**WORK TO COMPLETE**
Go through the data below and return each line containing the word "text".

**DATA UNDER STUDY**
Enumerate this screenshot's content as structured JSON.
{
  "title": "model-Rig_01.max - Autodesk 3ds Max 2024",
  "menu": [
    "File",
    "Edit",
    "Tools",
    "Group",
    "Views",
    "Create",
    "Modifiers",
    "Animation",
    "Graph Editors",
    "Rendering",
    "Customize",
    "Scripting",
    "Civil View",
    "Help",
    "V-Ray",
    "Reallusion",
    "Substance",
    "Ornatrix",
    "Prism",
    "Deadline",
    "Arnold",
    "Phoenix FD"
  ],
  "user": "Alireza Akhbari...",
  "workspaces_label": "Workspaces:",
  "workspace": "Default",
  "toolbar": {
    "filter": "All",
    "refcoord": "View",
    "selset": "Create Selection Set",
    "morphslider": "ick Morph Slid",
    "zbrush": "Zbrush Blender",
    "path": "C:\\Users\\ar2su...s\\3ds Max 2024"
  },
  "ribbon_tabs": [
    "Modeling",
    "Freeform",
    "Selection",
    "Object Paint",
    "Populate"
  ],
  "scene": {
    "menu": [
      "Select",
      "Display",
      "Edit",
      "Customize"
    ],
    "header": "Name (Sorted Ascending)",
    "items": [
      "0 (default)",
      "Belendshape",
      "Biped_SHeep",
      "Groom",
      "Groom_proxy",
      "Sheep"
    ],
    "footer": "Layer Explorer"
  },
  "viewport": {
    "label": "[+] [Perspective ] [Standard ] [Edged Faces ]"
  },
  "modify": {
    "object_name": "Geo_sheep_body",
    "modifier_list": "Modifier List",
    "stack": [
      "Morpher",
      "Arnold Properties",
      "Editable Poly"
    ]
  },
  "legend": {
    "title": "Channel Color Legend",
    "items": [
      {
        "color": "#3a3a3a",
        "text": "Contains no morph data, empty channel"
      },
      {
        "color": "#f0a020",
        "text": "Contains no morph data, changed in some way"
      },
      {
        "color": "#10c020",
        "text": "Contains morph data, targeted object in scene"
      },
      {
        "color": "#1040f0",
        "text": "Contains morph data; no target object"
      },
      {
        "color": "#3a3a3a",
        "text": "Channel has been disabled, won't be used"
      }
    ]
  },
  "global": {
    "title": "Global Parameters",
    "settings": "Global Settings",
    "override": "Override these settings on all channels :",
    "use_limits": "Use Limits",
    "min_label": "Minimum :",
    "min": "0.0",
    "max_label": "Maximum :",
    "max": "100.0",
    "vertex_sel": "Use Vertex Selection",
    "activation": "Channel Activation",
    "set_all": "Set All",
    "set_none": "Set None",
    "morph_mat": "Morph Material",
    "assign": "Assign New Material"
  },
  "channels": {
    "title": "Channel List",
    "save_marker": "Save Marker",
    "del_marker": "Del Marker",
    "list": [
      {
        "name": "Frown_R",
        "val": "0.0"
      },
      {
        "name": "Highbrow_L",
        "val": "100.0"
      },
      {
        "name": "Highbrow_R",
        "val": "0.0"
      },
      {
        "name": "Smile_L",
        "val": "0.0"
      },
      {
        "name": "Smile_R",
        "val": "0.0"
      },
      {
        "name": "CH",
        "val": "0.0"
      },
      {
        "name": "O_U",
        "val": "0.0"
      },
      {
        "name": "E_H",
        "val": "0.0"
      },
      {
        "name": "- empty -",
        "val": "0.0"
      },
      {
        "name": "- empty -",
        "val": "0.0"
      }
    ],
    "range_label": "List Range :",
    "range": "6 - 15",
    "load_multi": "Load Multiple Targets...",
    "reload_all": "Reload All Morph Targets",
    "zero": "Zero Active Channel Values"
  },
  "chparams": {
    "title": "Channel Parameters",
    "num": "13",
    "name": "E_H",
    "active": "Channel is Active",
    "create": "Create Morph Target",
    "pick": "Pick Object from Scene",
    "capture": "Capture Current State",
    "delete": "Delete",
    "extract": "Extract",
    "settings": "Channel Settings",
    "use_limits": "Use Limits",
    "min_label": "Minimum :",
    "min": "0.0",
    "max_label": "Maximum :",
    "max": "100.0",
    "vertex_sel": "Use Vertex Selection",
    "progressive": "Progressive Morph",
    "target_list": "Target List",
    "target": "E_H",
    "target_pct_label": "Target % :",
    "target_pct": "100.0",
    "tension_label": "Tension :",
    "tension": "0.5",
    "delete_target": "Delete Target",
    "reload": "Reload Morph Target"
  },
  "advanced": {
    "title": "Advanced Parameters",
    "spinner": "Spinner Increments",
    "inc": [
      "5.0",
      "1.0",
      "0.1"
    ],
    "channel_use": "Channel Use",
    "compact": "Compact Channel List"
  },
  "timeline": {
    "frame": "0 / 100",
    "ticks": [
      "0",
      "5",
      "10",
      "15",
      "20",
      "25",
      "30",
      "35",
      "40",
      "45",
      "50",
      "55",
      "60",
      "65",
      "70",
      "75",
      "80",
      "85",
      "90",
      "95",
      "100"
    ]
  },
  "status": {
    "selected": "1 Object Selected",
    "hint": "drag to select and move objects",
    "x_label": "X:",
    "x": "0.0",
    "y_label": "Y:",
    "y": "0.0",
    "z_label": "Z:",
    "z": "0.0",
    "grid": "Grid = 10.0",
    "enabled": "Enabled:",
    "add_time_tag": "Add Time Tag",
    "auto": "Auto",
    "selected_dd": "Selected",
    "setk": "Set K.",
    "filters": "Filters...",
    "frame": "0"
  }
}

**SOLUTION**
        "text": "Contains no morph data, empty channel"
        "text": "Contains no morph data, changed in some way"
        "text": "Contains morph data, targeted object in scene"
        "text": "Contains morph data; no target object"
        "text": "Channel has been disabled, won't be used"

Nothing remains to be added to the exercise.